Tysen getting the goods
Click Images to Enlarge
It’s been a painfully slow start to the season, but it’s finally starting to resemble winter out there. Tysen and I checked out the No Joke couloir on Craig and found fantastic skiing conditions.
Tysen enjoying coldsmoke on the runout
I’ve been really digging Dynafits Ultra-Lock system on the TLT6. With just a swing of the hand you tighten your cuff as well as lock the boot into ski mode. The cuff rotation range is huge, which is great for skinning, but when you come across a steep downhill section it’s like trying to ski with Chuck Taylors on your feet. Manageable with a daypack, a nightmare with an overnight pack. I don’t need, or want full-on ski mode, just a little ankle support. I came up with this solution with stuff I had laying around the house and it’s been working ok, a little more fiddle factor than I’d like, but it gets the job done.
I used a chunk of 3/8 ID nylon hose as the stop, with a p-cord sheath acting as a tether as well as a pull handle
View of the stop at work. The hose disables the tang from engaging, giving you ankle support without going into ski mode
When not in use I capture the p-cord tether in the power strap so it’s not flopping around
It’s been warm, but we’re still finding some good snow.
Emily happy in the sun with Idaho’s Seven Devils in the background.
Still able to sniff out some deep powder
…and we’ve been loving it.
This is my first time fitting a boot beyond molding the liner. The fitting took some trial and error but I was finally able to get the boots dialed in.
I started with a one finger shell fit, as in with my weighted foot in the boot shell (no liner), with my toes touching the front of the boot, I was able to fit one finger (maybe a touch more) between my heel and the boot heel. Length felt ok initially, but obvious I needed some more room in the toe box. To solve this I put a tennis ball in the foot box, heated the foot box with a heat gun until it was too hot to touch then used a C clamp to blow out the toe box a bit, being careful as to how much area I was taking out above the foot. The idea with the tennis ball is to prevent any collapsing and to keep some sort of natural curvature as opposed to a flat spot.
Heated boot with a C clamp. Block of wood underneath to prevent any warping of the sole.
The C clamp method gave me a little room, but after one tour it was painfully obvious it wasn’t enough and I also realized I could use just a tiny bit of length.
I messed around with the idea of trying to fabricate a punch, but didn’t really want to spend that much time.
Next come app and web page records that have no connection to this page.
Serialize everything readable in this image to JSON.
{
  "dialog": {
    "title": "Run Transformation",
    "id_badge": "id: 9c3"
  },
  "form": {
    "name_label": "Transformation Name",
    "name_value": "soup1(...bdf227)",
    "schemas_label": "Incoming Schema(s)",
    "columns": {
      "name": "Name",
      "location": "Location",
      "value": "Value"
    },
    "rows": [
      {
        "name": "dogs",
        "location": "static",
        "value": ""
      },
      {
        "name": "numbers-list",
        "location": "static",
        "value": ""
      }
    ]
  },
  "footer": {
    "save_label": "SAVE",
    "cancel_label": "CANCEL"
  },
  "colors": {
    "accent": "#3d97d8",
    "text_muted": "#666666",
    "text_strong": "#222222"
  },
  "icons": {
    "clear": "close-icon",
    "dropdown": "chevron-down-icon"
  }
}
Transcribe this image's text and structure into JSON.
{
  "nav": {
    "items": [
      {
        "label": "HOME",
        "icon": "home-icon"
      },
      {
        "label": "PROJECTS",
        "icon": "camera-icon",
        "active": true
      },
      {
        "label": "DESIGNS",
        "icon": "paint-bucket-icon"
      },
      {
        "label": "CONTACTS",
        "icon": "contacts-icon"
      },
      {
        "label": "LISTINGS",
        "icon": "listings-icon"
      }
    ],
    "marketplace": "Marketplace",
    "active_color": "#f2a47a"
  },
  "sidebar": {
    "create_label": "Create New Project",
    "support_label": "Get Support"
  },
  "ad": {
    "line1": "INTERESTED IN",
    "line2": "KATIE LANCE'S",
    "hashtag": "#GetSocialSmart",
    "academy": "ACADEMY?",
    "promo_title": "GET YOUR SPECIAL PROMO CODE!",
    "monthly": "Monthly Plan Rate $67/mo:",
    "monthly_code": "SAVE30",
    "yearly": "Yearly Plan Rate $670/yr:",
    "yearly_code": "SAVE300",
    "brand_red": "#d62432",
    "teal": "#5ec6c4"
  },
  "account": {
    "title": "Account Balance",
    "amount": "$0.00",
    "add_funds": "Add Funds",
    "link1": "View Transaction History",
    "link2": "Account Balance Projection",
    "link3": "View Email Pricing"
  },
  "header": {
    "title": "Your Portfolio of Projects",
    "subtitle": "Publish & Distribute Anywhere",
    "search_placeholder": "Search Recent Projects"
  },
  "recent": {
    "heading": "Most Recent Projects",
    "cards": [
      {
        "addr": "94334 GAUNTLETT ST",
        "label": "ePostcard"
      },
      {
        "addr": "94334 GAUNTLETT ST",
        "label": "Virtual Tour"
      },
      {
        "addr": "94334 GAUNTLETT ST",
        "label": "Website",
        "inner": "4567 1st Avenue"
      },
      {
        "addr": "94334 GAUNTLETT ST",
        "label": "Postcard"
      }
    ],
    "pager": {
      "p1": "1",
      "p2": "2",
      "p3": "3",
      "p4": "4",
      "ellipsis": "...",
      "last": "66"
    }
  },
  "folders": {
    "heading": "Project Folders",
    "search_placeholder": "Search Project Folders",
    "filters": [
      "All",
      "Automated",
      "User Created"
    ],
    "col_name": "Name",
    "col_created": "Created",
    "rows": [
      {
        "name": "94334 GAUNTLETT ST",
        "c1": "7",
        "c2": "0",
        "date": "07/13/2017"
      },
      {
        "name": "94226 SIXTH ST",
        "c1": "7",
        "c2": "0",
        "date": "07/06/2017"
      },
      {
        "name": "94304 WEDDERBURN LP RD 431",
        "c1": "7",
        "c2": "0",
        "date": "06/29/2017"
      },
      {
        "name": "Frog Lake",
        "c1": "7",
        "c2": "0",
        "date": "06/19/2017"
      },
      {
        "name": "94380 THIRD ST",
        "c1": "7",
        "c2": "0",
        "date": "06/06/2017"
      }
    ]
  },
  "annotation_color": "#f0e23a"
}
I ended up making a wood form of my feet since it was quick and easy. The problem area for me is the toe box, so I traced my foot on some cardboard and used that template to carve out my wood form.
Crude, I know, but it did the trick.
I used some threaded rod and a few bolts to push the form forward, towards the toe from the heel.
I put the form in the toe box as far as I could, then used a heat gun to heat the toe box while tightening the nut to inch the form forward. It’s handy to keep the cardboard template close to see approximately where the “toes” of the form are at. After the heating and stretching I put the boot outside to cool down and retain the form.
It worked out real well. I was able to get the extra length and width I needed in one go.